According to Pauline Jones, a key puzzle faces those who study the political economy of religion. The literature suggests that countries with religious monopolies—that is, a single, state-backed faith—might see lower levels of religious engagement. With only one kind of “product” on offer, adherents might feel less enthusiastic about “buying” it.
“The problem with this is that when you look at the predominantly Muslim world, you find that, paradoxically, religious monopolies … are ubiquitous,” Jones said. “And yet you have high levels of religiosity across the board according to very robust survey data, and you have varying degrees of political mobilization. So how do you make sense of this?”
In a talk at the Jordan Center on April 18, Jones presented a new model for classifying types of religious regulation, which might explain the monopoly versus religiosity conundrum in Muslim-majority regions like Central Asia. Jones is a professor of political science at the University of Michigan and director of its International Institute.
Rather than treating all religious monopolies the same, Jones differentiated between types of religious regulation. The first, government subsidy, is either general or targeted. General subsidies benefit all Muslims and include measures such as declaring Islam the official state religion, constructing Muslim prayer rooms in public buildings, and constructing mosques. By contrast, targeted subsidies benefit only Muslims belonging to a single, state-approved interpretation of Islam. These include the state sanctioning a particular length of facial hair, a particular color of hijab, and other markers that differentiate religious sects—or even tendencies within a single sect.
Religious regulation can also mean repression, and this, too, comes in different flavors, Jones said. Low repression means that religious restrictions are minimal or not actively enforced. Or if they are enforced, the punishment is relatively mild. Within this category, Jones included laws regulating the celebration of Ramadan or banning loudspeakers. By contrast, high repression might mean forcing men to shave beards, closing mosques, or firing imams. What matters most is actual enforcement of religious regulations, since some countries might have strict laws on their books but allow infractions to slide.
By mixing and matching these variables—general subsidy, targeted subsidy, low repression, and high repression—Jones defined four types of regulatory environments. The first, which she called “supportive,” combines low repression and general subsidies. In this environment, state authorities neither reward adherents of the officially sanctioned faith nor punish dissenters. The second, “discriminatory,” combines low repression with targeted subsidies, so authorities reward the in-group but do not punish the out-group. Third, “restrictive” regulation punishes the out-group with high repression but offers only general subsidies for religious “winners.” Finally, “exclusive” regulation combines high repression with targeted subsidies—so severe punishment for religious dissenters, and extra rewards for the orthodox.
Jones emphasized that religious regulation within a country can change within months, even weeks, subject to the vagaries of state policy. For example, Uzbekistan has long tended to employ high levels of repression against those it considers to be religious dissenters, but the state’s definition of illicit religious practices has changed over time.
Given this diversity of regulatory environments, Jones predicted that citizens would respond with different forms of political mobilization.
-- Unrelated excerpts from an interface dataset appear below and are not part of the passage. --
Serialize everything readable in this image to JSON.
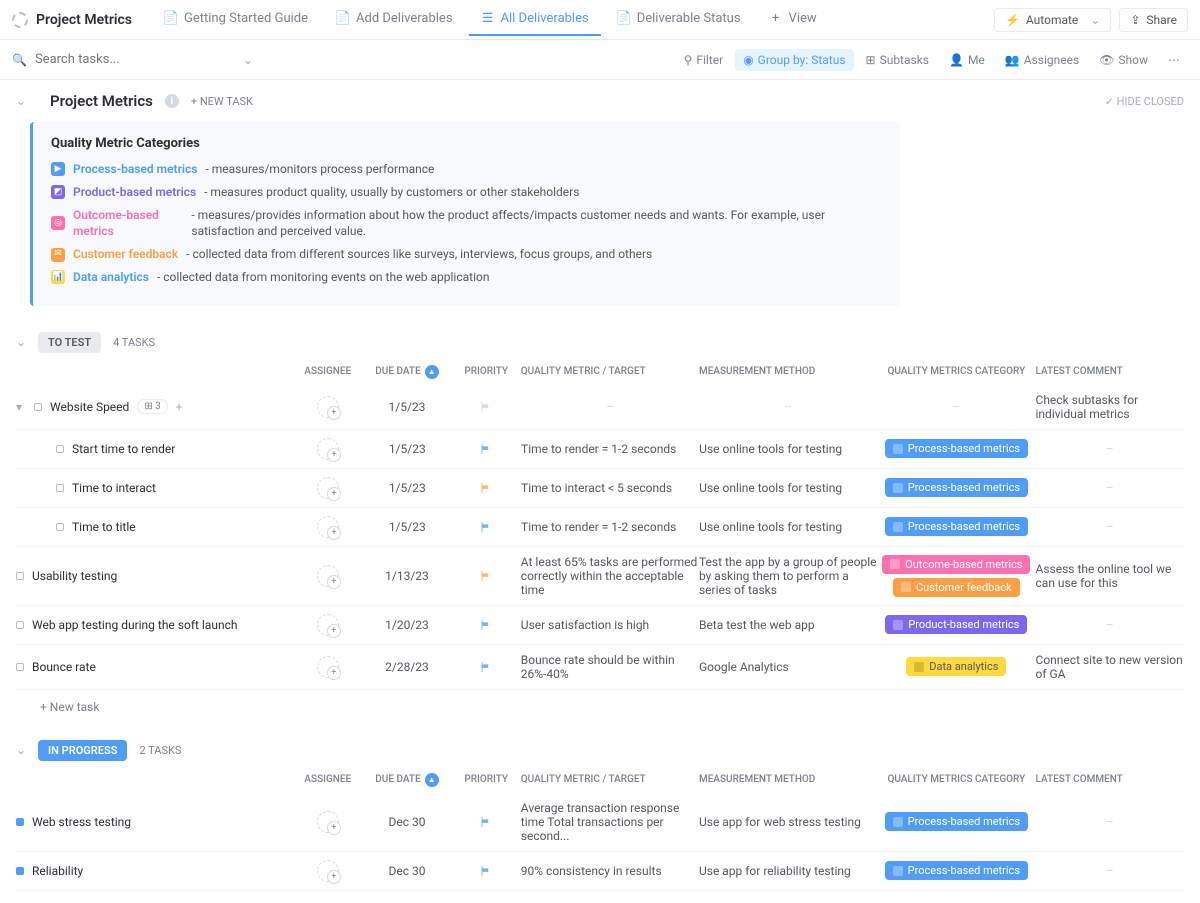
{
  "header": {
    "title": "Project Metrics",
    "tabs": [
      {
        "label": "Getting Started Guide"
      },
      {
        "label": "Add Deliverables"
      },
      {
        "label": "All Deliverables"
      },
      {
        "label": "Deliverable Status"
      },
      {
        "label": "View"
      }
    ],
    "automate": "Automate",
    "share": "Share"
  },
  "toolbar": {
    "search_placeholder": "Search tasks...",
    "filter": "Filter",
    "group_by": "Group by: Status",
    "subtasks": "Subtasks",
    "me": "Me",
    "assignees": "Assignees",
    "show": "Show"
  },
  "page": {
    "title": "Project Metrics",
    "new_task": "+ NEW TASK",
    "hide_closed": "✓ HIDE CLOSED"
  },
  "info": {
    "heading": "Quality Metric Categories",
    "items": [
      {
        "cat": "Process-based metrics",
        "desc": " - measures/monitors process performance"
      },
      {
        "cat": "Product-based metrics",
        "desc": " - measures product quality, usually by  customers or other stakeholders"
      },
      {
        "cat": "Outcome-based metrics",
        "desc": " - measures/provides information about how the product affects/impacts customer needs and wants. For example, user satisfaction and perceived value."
      },
      {
        "cat": "Customer feedback",
        "desc": " - collected data from different sources like surveys, interviews, focus groups, and others"
      },
      {
        "cat": "Data analytics",
        "desc": " - collected data from monitoring events on the web application"
      }
    ]
  },
  "columns": {
    "assignee": "ASSIGNEE",
    "due": "DUE DATE",
    "priority": "PRIORITY",
    "target": "QUALITY METRIC / TARGET",
    "method": "MEASUREMENT METHOD",
    "category": "QUALITY METRICS CATEGORY",
    "comment": "LATEST COMMENT"
  },
  "groups": [
    {
      "status": "TO TEST",
      "count": "4 TASKS",
      "rows": [
        {
          "name": "Website Speed",
          "sub": "3",
          "due": "1/5/23",
          "flag": "gray",
          "target": "–",
          "method": "–",
          "badges": [],
          "comment": "Check subtasks for individual metrics",
          "parent": true
        },
        {
          "name": "Start time to render",
          "due": "1/5/23",
          "flag": "blue",
          "target": "Time to render = 1-2 seconds",
          "method": "Use online tools for testing",
          "badges": [
            "process"
          ],
          "comment": "–",
          "child": true
        },
        {
          "name": "Time to interact",
          "due": "1/5/23",
          "flag": "yellow",
          "target": "Time to interact < 5 seconds",
          "method": "Use online tools for testing",
          "badges": [
            "process"
          ],
          "comment": "–",
          "child": true
        },
        {
          "name": "Time to title",
          "due": "1/5/23",
          "flag": "blue",
          "target": "Time to render = 1-2 seconds",
          "method": "Use online tools for testing",
          "badges": [
            "process"
          ],
          "comment": "–",
          "child": true
        },
        {
          "name": "Usability testing",
          "due": "1/13/23",
          "flag": "yellow",
          "target": "At least 65% tasks are performed correctly within the acceptable time",
          "method": "Test the app by a group of people by asking them to perform a series of tasks",
          "badges": [
            "outcome",
            "customer"
          ],
          "comment": "Assess the online tool we can use for this"
        },
        {
          "name": "Web app testing during the soft launch",
          "due": "1/20/23",
          "flag": "blue",
          "target": "User satisfaction is high",
          "method": "Beta test the web app",
          "badges": [
            "product"
          ],
          "comment": "–"
        },
        {
          "name": "Bounce rate",
          "due": "2/28/23",
          "flag": "blue",
          "target": "Bounce rate should be within 26%-40%",
          "method": "Google Analytics",
          "badges": [
            "analytics"
          ],
          "comment": "Connect site to new version of GA"
        }
      ]
    },
    {
      "status": "IN PROGRESS",
      "count": "2 TASKS",
      "rows": [
        {
          "name": "Web stress testing",
          "due": "Dec 30",
          "flag": "blue",
          "target": "Average transaction response time Total transactions per second...",
          "method": "Use app for web stress testing",
          "badges": [
            "process"
          ],
          "comment": "–",
          "blue": true
        },
        {
          "name": "Reliability",
          "due": "Dec 30",
          "flag": "blue",
          "target": "90% consistency in results",
          "method": "Use app for reliability testing",
          "badges": [
            "process"
          ],
          "comment": "–",
          "blue": true
        }
      ]
    }
  ],
  "badge_labels": {
    "process": "Process-based metrics",
    "outcome": "Outcome-based metrics",
    "customer": "Customer feedback",
    "product": "Product-based metrics",
    "analytics": "Data analytics"
  },
  "new_task_row": "+ New task"
}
For example, in an “exclusive” environment of high repression and targeted subsidies, those in the subsidized in-group are likely to support and directly engage with the state, while those in the unsubsidized out-group are likely to exit political life, possibly by resorting to violent resistance. Switch to a “discriminatory” environment of low repression but still targeted subsidies, and those in the unsubsidized out-group become more likely to publicly oppose religious regulation, rather than retreating from politics.
With this framework as background, Jones conducted preliminary tests of her theory on the countries of Central Asia. She predicted that if religious regulation among Central Asia states becomes more similar over time, then forms of political mobilization would also become more similar. She found that, since independence, Kyrgyzstan and Tajikistan have moved closer to Uzbekistan’s “exclusive” model of high repression of dissenters and targeted subsidies for approved sects.
Since her theory predicts fewer protests and more exits from political life within an exclusive regulatory environment, Jones measured religious protests per year in each of the three countries. She found that, indeed, protests decreased as the countries converged on a similar regulatory model. Some of those choosing to exit political life, rather than protest publicly, may have made up the ranks of Central Asians who joined the Islamic State jihadist group. Indeed, citizens of Uzbekistan, the most repressive of the three countries, constituted the largest share of IS recruits.
One implication of Jones’s theory is that harsher religious regulation might create a positive feedback loop that leads to ever stricter controls. Once states “start down the path of religious regulation,” they may drive the religiously unorthodox out of political life and toward violent extremism, thereby prompting even more state repression.